Requirement:
Filter the entries below, keeping only lines with the word "adjustment".

Items from an interface collection:
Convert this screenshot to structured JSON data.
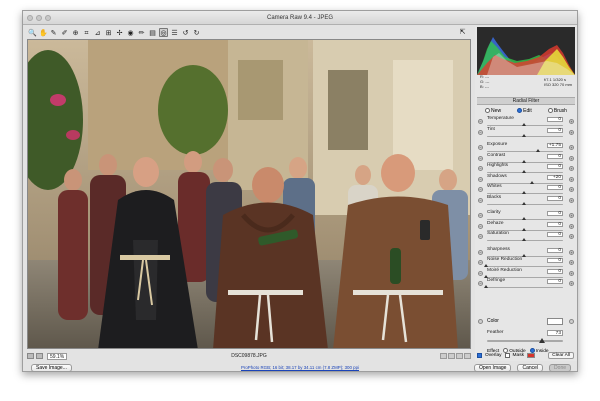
{
  "window": {
    "title": "Camera Raw 9.4  -  JPEG"
  },
  "toolbar": {
    "tools": [
      {
        "icon": "zoom-icon",
        "glyph": "🔍"
      },
      {
        "icon": "hand-icon",
        "glyph": "✋"
      },
      {
        "icon": "white-balance-icon",
        "glyph": "✎"
      },
      {
        "icon": "color-sampler-icon",
        "glyph": "✐"
      },
      {
        "icon": "targeted-adjustment-icon",
        "glyph": "⊕"
      },
      {
        "icon": "crop-icon",
        "glyph": "⌗"
      },
      {
        "icon": "straighten-icon",
        "glyph": "⊿"
      },
      {
        "icon": "transform-icon",
        "glyph": "⊞"
      },
      {
        "icon": "spot-removal-icon",
        "glyph": "✢"
      },
      {
        "icon": "red-eye-icon",
        "glyph": "◉"
      },
      {
        "icon": "adjustment-brush-icon",
        "glyph": "✏"
      },
      {
        "icon": "graduated-filter-icon",
        "glyph": "▤"
      },
      {
        "icon": "radial-filter-icon",
        "glyph": "◎"
      },
      {
        "icon": "preferences-icon",
        "glyph": "☰"
      },
      {
        "icon": "rotate-left-icon",
        "glyph": "↺"
      },
      {
        "icon": "rotate-right-icon",
        "glyph": "↻"
      }
    ],
    "active_index": 12,
    "fullscreen_icon": "⇱"
  },
  "bottom_bar": {
    "zoom": "59.1%",
    "filename": "DSC09878.JPG"
  },
  "histogram": {
    "colors": {
      "red": "#e23b2e",
      "green": "#34c44a",
      "blue": "#3a6de0",
      "yellow": "#e8e23a",
      "white": "#f2f2f2"
    }
  },
  "readout": {
    "r": "R:",
    "g": "G:",
    "b": "B:",
    "r_val": "---",
    "g_val": "---",
    "b_val": "---",
    "exposure": "f/7.1   1/320 s",
    "iso": "ISO 320   70 mm"
  },
  "panel": {
    "title": "Radial Filter",
    "modes": [
      "New",
      "Edit",
      "Brush"
    ],
    "active_mode": 1,
    "sliders": [
      {
        "label": "Temperature",
        "value": "0",
        "pos": 0.5
      },
      {
        "label": "Tint",
        "value": "0",
        "pos": 0.5
      },
      {
        "gap": true
      },
      {
        "label": "Exposure",
        "value": "+1.75",
        "pos": 0.69
      },
      {
        "label": "Contrast",
        "value": "0",
        "pos": 0.5
      },
      {
        "label": "Highlights",
        "value": "0",
        "pos": 0.5
      },
      {
        "label": "Shadows",
        "value": "+20",
        "pos": 0.6
      },
      {
        "label": "Whites",
        "value": "0",
        "pos": 0.5
      },
      {
        "label": "Blacks",
        "value": "0",
        "pos": 0.5
      },
      {
        "gap": true
      },
      {
        "label": "Clarity",
        "value": "0",
        "pos": 0.5
      },
      {
        "label": "Dehaze",
        "value": "0",
        "pos": 0.5
      },
      {
        "label": "Saturation",
        "value": "0",
        "pos": 0.5
      },
      {
        "gap": true
      },
      {
        "label": "Sharpness",
        "value": "0",
        "pos": 0.5
      },
      {
        "label": "Noise Reduction",
        "value": "0",
        "pos": 0.0
      },
      {
        "label": "Moiré Reduction",
        "value": "0",
        "pos": 0.0
      },
      {
        "label": "Defringe",
        "value": "0",
        "pos": 0.0
      }
    ],
    "color_label": "Color",
    "feather_label": "Feather",
    "feather_value": "73",
    "feather_pos": 0.73,
    "effect_label": "Effect",
    "effect_options": [
      "Outside",
      "Inside"
    ],
    "effect_selected": 1,
    "overlay_label": "Overlay",
    "mask_label": "Mask",
    "clear_all": "Clear All"
  },
  "footer": {
    "save_image": "Save Image...",
    "workflow": "ProPhoto RGB; 16 bit; 38.17 by 34.11 cm (7.8 ZMP); 300 ppi",
    "open_image": "Open Image",
    "cancel": "Cancel",
    "done": "Done"
  }
}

Response to this task:
        "icon": "targeted-adjustment-icon",
        "icon": "adjustment-brush-icon",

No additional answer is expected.